A little more than a week after my return from Japan, I’m slowly trying to go back to my normal life in Geneva, but it’s not easy! Apart from being jetlagged, I also realised that I got used to people’s kindness, to the general Japanese organisation and structure (especially in public transport), to the food and to the summer climate. The atmosphere is completely different here, and I’m experiencing some kind of reverse culture shock. I realised that we, as Europeans, are not that “civilised” and that we have so much to learn from this far-away population and its unique culture.
These are the best memories of my language stay in Kobe and my biggest surprises:

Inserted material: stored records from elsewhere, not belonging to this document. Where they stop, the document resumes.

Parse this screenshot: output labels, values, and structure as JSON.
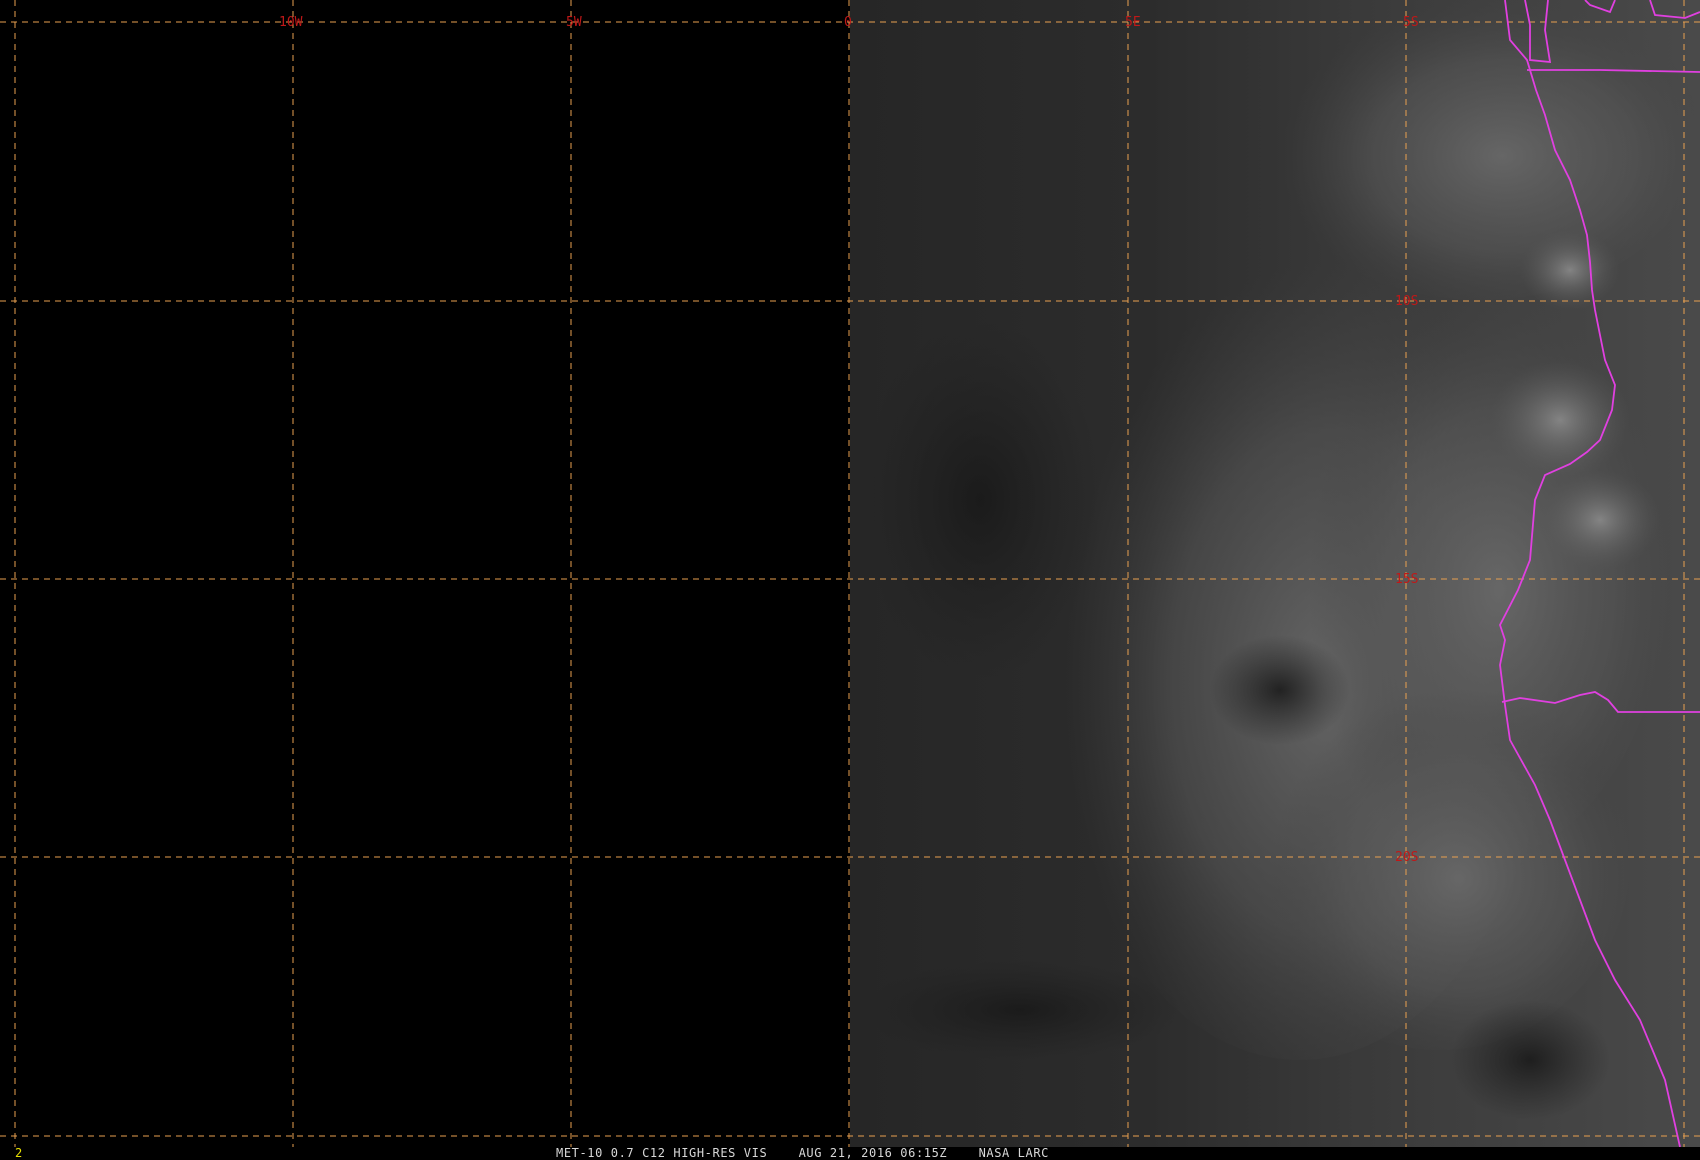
{
  "map": {
    "grid_color": "#e8a050",
    "label_color": "#c01818",
    "boundary_color": "#e040e0",
    "longitude_labels": [
      "10W",
      "5W",
      "0",
      "5E",
      "5S"
    ],
    "latitude_labels": [
      "10S",
      "15S",
      "20S"
    ]
  },
  "status_bar": {
    "frame_number": "2",
    "satellite": "MET-10 0.7 C12 HIGH-RES VIS",
    "datetime": "AUG 21, 2016 06:15Z",
    "source": "NASA LARC"
  }
}
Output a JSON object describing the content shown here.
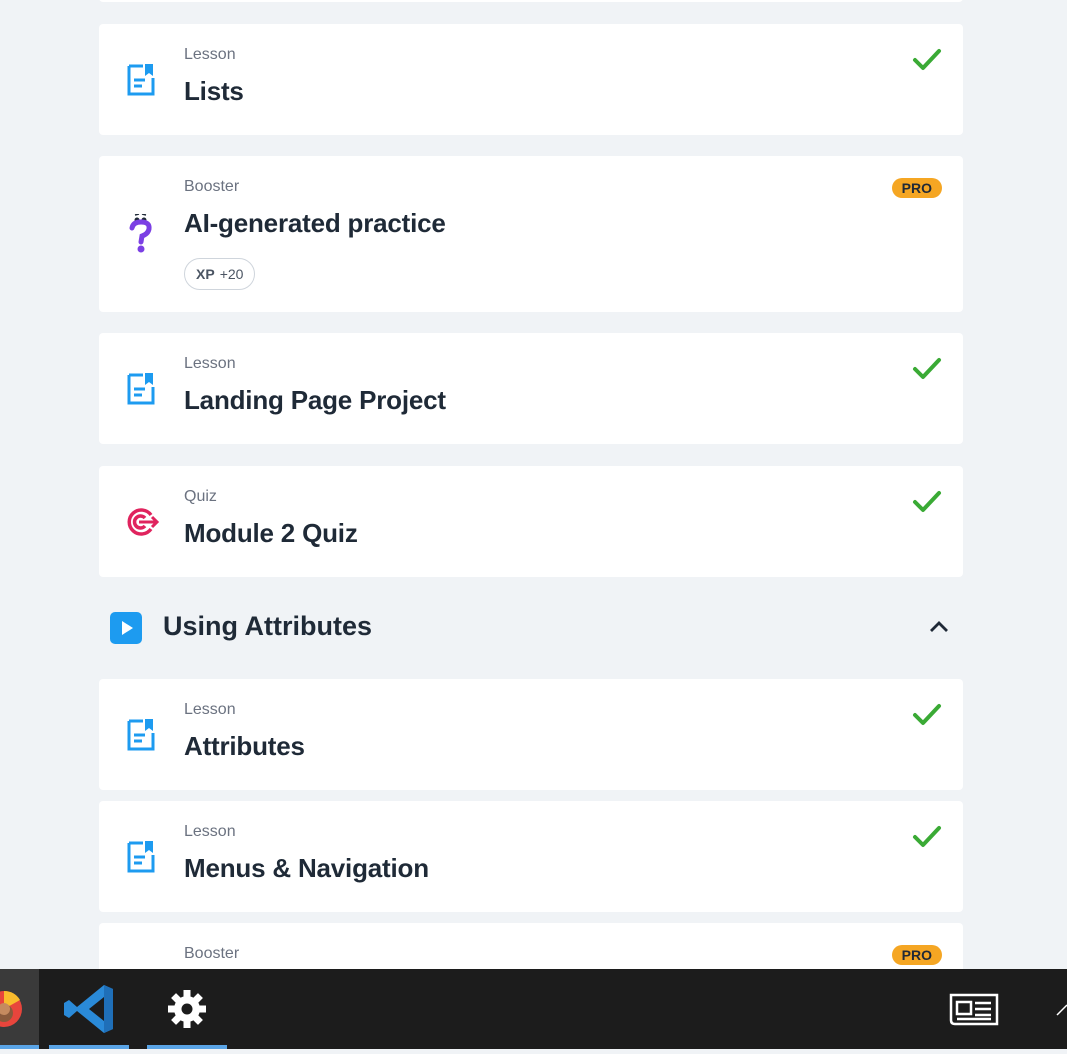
{
  "items": [
    {
      "kind": "Lesson",
      "title": "Lists",
      "status": "complete",
      "icon": "lesson-icon"
    },
    {
      "kind": "Booster",
      "title": "AI-generated practice",
      "badge": "PRO",
      "xp_label": "XP",
      "xp_value": "+20",
      "icon": "question-mark-icon"
    },
    {
      "kind": "Lesson",
      "title": "Landing Page Project",
      "status": "complete",
      "icon": "lesson-icon"
    },
    {
      "kind": "Quiz",
      "title": "Module 2 Quiz",
      "status": "complete",
      "icon": "target-icon"
    },
    {
      "kind": "Lesson",
      "title": "Attributes",
      "status": "complete",
      "icon": "lesson-icon"
    },
    {
      "kind": "Lesson",
      "title": "Menus & Navigation",
      "status": "complete",
      "icon": "lesson-icon"
    },
    {
      "kind": "Booster",
      "badge": "PRO",
      "icon": "question-mark-icon"
    }
  ],
  "section": {
    "title": "Using Attributes",
    "expanded": true
  },
  "colors": {
    "accent": "#1d9bf0",
    "check": "#3aaa35",
    "pro": "#f5a623",
    "quiz": "#e0245e",
    "booster": "#7b3fe4"
  },
  "taskbar": {
    "apps": [
      "browser-icon",
      "vscode-icon",
      "settings-icon"
    ],
    "tray": [
      "news-icon",
      "chevron-up-icon"
    ]
  }
}
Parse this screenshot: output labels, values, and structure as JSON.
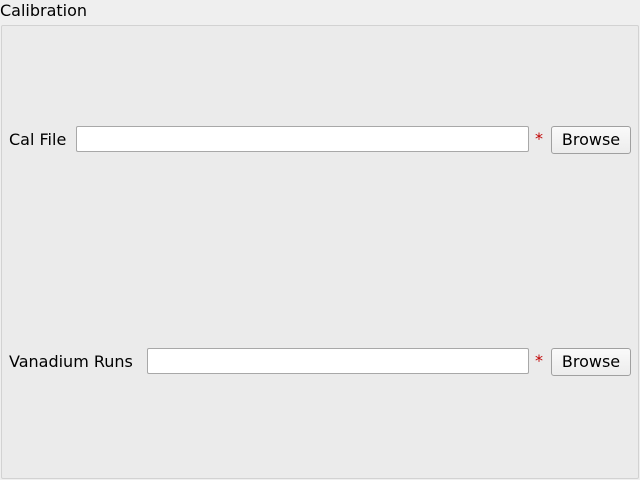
{
  "group": {
    "title": "Calibration"
  },
  "fields": {
    "cal_file": {
      "label": "Cal File",
      "value": "",
      "required_mark": "*",
      "browse_label": "Browse"
    },
    "vanadium_runs": {
      "label": "Vanadium Runs",
      "value": "",
      "required_mark": "*",
      "browse_label": "Browse"
    }
  },
  "colors": {
    "required_mark": "#c00000",
    "panel_background": "#ebebeb",
    "window_background": "#efefef"
  }
}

- People: I met amazing people among the local population, which I found to be extremely curious and open. For example, when I visited the Fushimi Inari Taisha temple in Kyoto, I had the chance to talk to a 70-year-old Japanese man, passionate about photography. He saw me taking pictures and came to talk to me. We spoke in English (and Japanese), he took some pictures of me, told me about his 30-year-long passion for photography and we ended the conversation with a hug. This is the kind of magical encounter you can have in Japan, where people are incredibly kind.
- Food: Japan is a country for culinary discoveries. I loved the “made in Japan” sushi, of course, but most of all, I loved discovering local dishes that I didn’t know before. My crush was on okonomiyaki (お好み焼), an Osaka speciality that I discovered thanks to Mio, from Lexis Japan school. It looks like a savoury pancake with all kinds of ingredients on top, grilled on a heating plate. I also had the chance to have an extraordinary Japanese culinary experience with Mio! Finally, I really liked the snacks filled with cream (crêpes, puffs…) that all the Japanese love and that you can find in any 7-Eleven or other convenience store, on the refrigerated shelves. You should try them ASAP!
- Cultural contrasts: a language stay in Kobe means travelling between multiple worlds in the same country. On one side, you see traditional Japan with temples, Buddhist rituals and traditional kimonos, while on the other side, you have cheeky, hyper technological, grandiose and crazy Japan. This contrast is absolutely amazing. Travelling from one city to another is like seeing two different worlds. For example, my two favourite cities were Kyoto and Osaka, and they couldn’t be more different.
- Language: what progress! After arriving in Japan without speaking a single world of Japanese, I found myself completely immersed in the language. After a week, I started to enjoy the learning process and I managed to start communicating with the locals, who were always very surprised to see how much effort we would put into trying to speak their difficult language. Finding your bearings and slowly becoming confident enough to finally be able to communicate with more elaborate sentences is simply magical; this is what made this trip so extraordinary.
My advice for your first trip to Japan:
- – Be curious: try everything, meet people, talk to them… your experience will be much richer!
- – Meet the locals: Japanese people are very generous and open; you really have to meet them! If you have the chance to live with a host family or to spend a few days with them, go for it!
Be open: forget all European preconceptions and open your eyes; you’ll come back completely changed from this trip!
What do you think?